According to data maintained by the Governor’s Office, Texas received approximately 256 million domestic visitors in 2015, an increase of 5.2% from the previous year. About 76% of these visitors travelled for leisure purposes versus 24% for business.
We estimate that direct travel spending in Texas totals $72.0 billion per year (based on levels of activity in 2016), translating to over $197 million spent every day in the state. In addition, the travel and tourism industry directly supports 688,000 jobs. That equates to roughly 1 in 20 Texas nonagricultural jobs directly supported by travel spending.

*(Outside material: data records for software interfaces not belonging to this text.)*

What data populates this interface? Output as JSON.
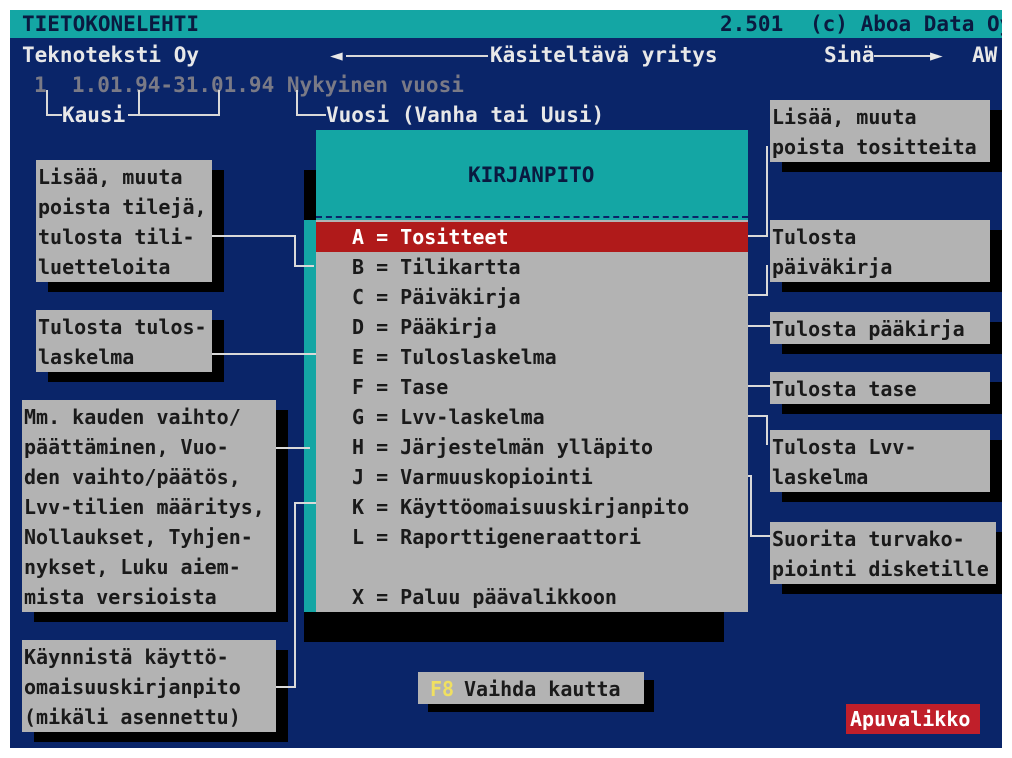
{
  "topbar": {
    "title": "TIETOKONELEHTI",
    "version": "2.501",
    "copyright": "(c) Aboa Data Oy"
  },
  "status": {
    "company": "Teknoteksti Oy",
    "company_label": "Käsiteltävä yritys",
    "user_label": "Sinä",
    "user": "AW",
    "period_line": "1  1.01.94-31.01.94 Nykyinen vuosi",
    "period_label": "Kausi",
    "year_label": "Vuosi (Vanha tai Uusi)"
  },
  "menu": {
    "title": "KIRJANPITO",
    "items": [
      {
        "label": "A = Tositteet",
        "selected": true
      },
      {
        "label": "B = Tilikartta"
      },
      {
        "label": "C = Päiväkirja"
      },
      {
        "label": "D = Pääkirja"
      },
      {
        "label": "E = Tuloslaskelma"
      },
      {
        "label": "F = Tase"
      },
      {
        "label": "G = Lvv-laskelma"
      },
      {
        "label": "H = Järjestelmän ylläpito"
      },
      {
        "label": "J = Varmuuskopiointi"
      },
      {
        "label": "K = Käyttöomaisuuskirjanpito"
      },
      {
        "label": "L = Raporttigeneraattori"
      }
    ],
    "exit": "X = Paluu päävalikkoon"
  },
  "hints": {
    "left": [
      "Lisää, muuta\npoista tilejä,\ntulosta tili-\nluetteloita",
      "Tulosta tulos-\nlaskelma",
      "Mm. kauden vaihto/\npäättäminen, Vuo-\nden vaihto/päätös,\nLvv-tilien määritys,\nNollaukset, Tyhjen-\nnykset, Luku aiem-\nmista versioista",
      "Käynnistä käyttö-\nomaisuuskirjanpito\n(mikäli asennettu)"
    ],
    "right": [
      "Lisää, muuta\npoista tositteita",
      "Tulosta\npäiväkirja",
      "Tulosta pääkirja",
      "Tulosta tase",
      "Tulosta Lvv-\nlaskelma",
      "Suorita turvako-\npiointi disketille"
    ]
  },
  "footer": {
    "key": "F8",
    "change_label": "Vaihda kautta",
    "help_button": "Apuvalikko"
  },
  "colors": {
    "background": "#0a2569",
    "cyan": "#14a6a4",
    "panel": "#b3b3b3",
    "highlight": "#b01a1a",
    "key": "#f0e060"
  }
}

These direct activities comprise only a portion of the overall economic and fiscal benefits of the travel and tourism industry. Any time new money is inserted into an economy, it leads to multiple rounds of economic activity or “multiplier effects” which greatly enhance the overall effect. These gains accrue to every industry and every area in the state, and we quantified the total effects using the impact assessment system we developed.
We estimated that the increase in business activity generated by travel and tourism industry activity (including multiplier effects) includes more than $128.9 billion in gross product each year and 1.4 million permanent jobs in the state (based on 2016 levels of activity). All major industrial sectors and communities across the state experience gains in business activity stemming from travel and tourism activity. (These results are fully adjusted for out-of-state spending and other leakages from the Texas economy.)
Another measure of the impact of travel and tourism on the state is in the form of local and state taxes received. Visitors pay sales and excise taxes for the goods and services they receive, including local and state sales taxes, lodging taxes, alcoholic beverage taxes, motor vehicle rental taxes and motor fuel taxes. In addition to sales and related tax receipts from visitors, the travel and tourism industry is also an important source of property tax and franchise tax revenue. Travel and tourism industry participants pay these levies in relation to their facilities and operations.
We measured the impact of travel and tourism on tax revenue throughout the state, in particular for local property taxes. In total, travel and tourism generates nearly $7.0 billion in State tax revenue each year (based on 2016 levels of activity). The largest source of State tax revenue came from sales and excise taxes, which totaled $5.8 billion, with occupancy and other taxes comprising the remainder.
The travel and tourism industry also contributes $3.3 billion in local tax revenue across the state per year (based on 2016 levels of activity). The largest source of local tax revenue is $1.6 billion in additional sales tax revenue for local areas. In addition, travel and tourism activity contributes $1.2 billion in local property tax revenue. This revenue stems from the increases in the property tax base associated with travel and tourism such as additional hotels and motels, restaurants, entertainment venues, and other real estate assets. Occupancy taxes add another $0.4 billion, with other taxes contributing $0.1 billion. Additional revenue is derived from the employees of the tourism sector, as well as both businesses and workers that benefit from spinoff effects.
As a result of the increased property tax base from travel-related real estate assets, independent school districts (ISDs) receive an estimated $675.8 million in tax revenue each year (based on 2016 levels of activity). Of this amount, about $538.7 million supports maintenance and operations, with the remaining $137.1 million being applied to debt service and retirement. These latter funds are important in providing the resources needed to support school construction and growth.
The travel and tourism industry is an important and influential part of the economic system of Texas. As travelers visit the state, they pay for the goods and services such as transportation, room and board, and food services. This economic activity generates further economic activity in communities across the state, as well as billions in tax receipts. These resources support education, infrastructure, and vital public services throughout Texas.